This was in last week's installment of the Diplomacy Oral History project newsletter.
Here is a link to an oral history of the first attempt to work out a nuclear deal with North Korea:
Near the middle, around the graph of KEDO (Korean Energy Development Organization) funding and the picture of the North Korean nuclear plant, is a description of the KEDO funding difficulties. This article doesn’t mention it, but while I was in Rome, KEDO was having trouble getting funding for the fuel oil it had promised the North Koreans as a reward for them if they would not work on their bomb project while KEDO worked on building a nuclear power reactor in North Korea that would not produce bomb-usable plutonium. As the article says, the US Congress would not approve the money for the fuel oil. The main sticking point was the Republican congressman from Mobile, Alabama, (I forget his name) who was on the Appropriations Committee. Since he would not approve the money, somebody from KEDO came to Rome (maybe Bosworth, I don’t remember) to ask the EU (through the Italians since they held the rotating presidency of the EU) if it would contribute $2 million to help KEDO meet its obligations. I think the EU eventually said, “No thanks,” although they promised to think about it, and expressed European concern about a North Korean bomb.
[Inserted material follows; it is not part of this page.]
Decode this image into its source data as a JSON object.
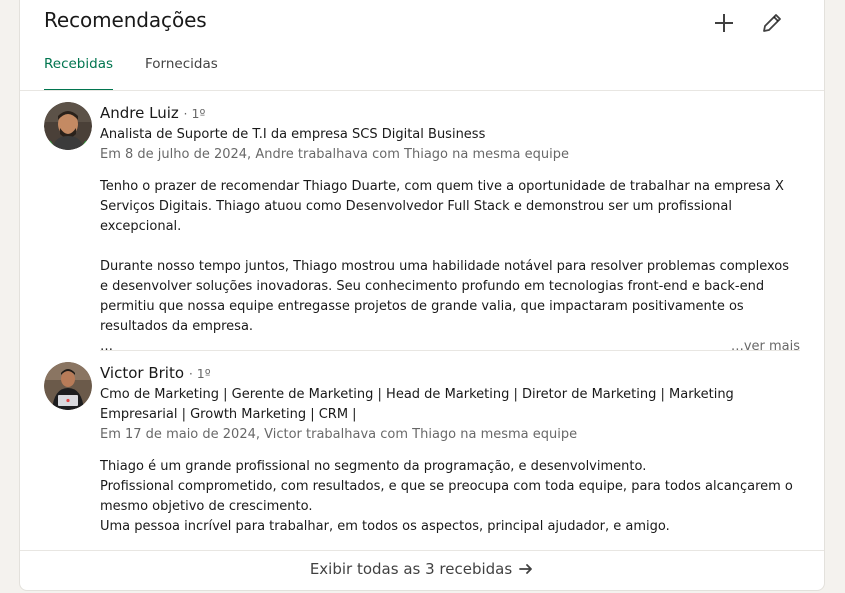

It really ticked me off that the North Korean deal looked like it might fail because the US refused to meet its obligations, thus giving the North Koreans an excuse to go back to building bombs. Interestingly, Bosworth says here that the North Koreans were not too upset about the funding problems, but in Rome I didn’t know that. In any case, the KEDO deal fell apart later. Joel Wit, who worked for Bosworth and was more my level (we had worked together on the Missile Technology Control Regime),has said somewhere that KEDO never missed a payment. But I think maybe he and Bosworth tend to gloss over the payment difficulties so as not to make themselves look too responsible for KEDO’s failure.